**TASK GOAL:** Using the listing below, show all lines that hold the word "icon".

=== Section Start ===

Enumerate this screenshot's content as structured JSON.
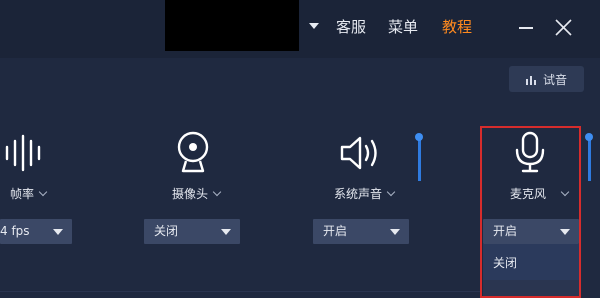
{
  "header": {
    "customer_service": "客服",
    "menu": "菜单",
    "tutorial": "教程"
  },
  "toolbar": {
    "test_audio": "试音"
  },
  "devices": [
    {
      "label": "帧率",
      "value": "4 fps",
      "icon": "waveform-icon"
    },
    {
      "label": "摄像头",
      "value": "关闭",
      "icon": "webcam-icon"
    },
    {
      "label": "系统声音",
      "value": "开启",
      "icon": "speaker-icon"
    },
    {
      "label": "麦克风",
      "value": "开启",
      "icon": "microphone-icon"
    }
  ],
  "microphone_dropdown": {
    "options": [
      "关闭"
    ]
  },
  "colors": {
    "accent": "#ff8a1f",
    "background": "#1f2940",
    "highlight_frame": "#d62c2c",
    "slider": "#2f7be0"
  }
}
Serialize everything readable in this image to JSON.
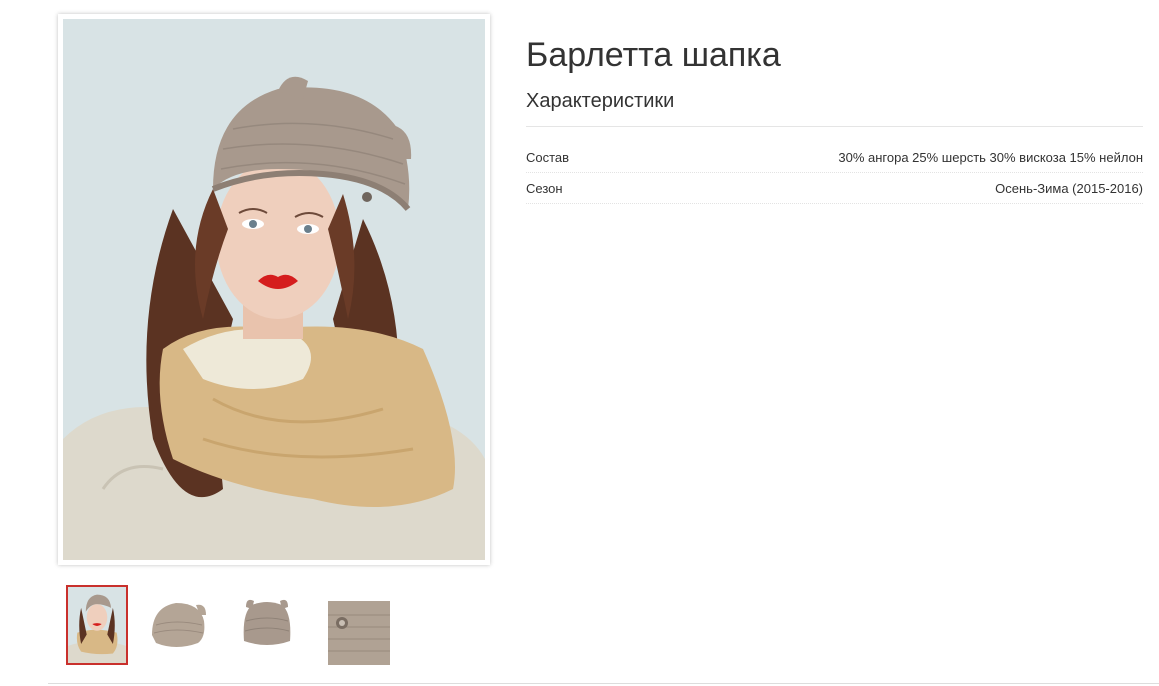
{
  "product": {
    "title": "Барлетта шапка"
  },
  "specs": {
    "heading": "Характеристики",
    "rows": [
      {
        "name": "Состав",
        "value": "30% ангора 25% шерсть 30% вискоза 15% нейлон"
      },
      {
        "name": "Сезон",
        "value": "Осень-Зима (2015-2016)"
      }
    ]
  },
  "gallery": {
    "main_image": "model-wearing-knitted-hat-photo",
    "thumbnails": [
      {
        "name": "model-photo",
        "active": true
      },
      {
        "name": "hat-side-view",
        "active": false
      },
      {
        "name": "hat-front-view",
        "active": false
      },
      {
        "name": "hat-detail-view",
        "active": false
      }
    ]
  },
  "colors": {
    "active_thumb_border": "#c9302c",
    "hat": "#a8998d",
    "photo_background": "#d9e4e6"
  }
}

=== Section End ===

**RESPONSE:**
      "icon": "waveform-icon"
      "icon": "webcam-icon"
      "icon": "speaker-icon"
      "icon": "microphone-icon"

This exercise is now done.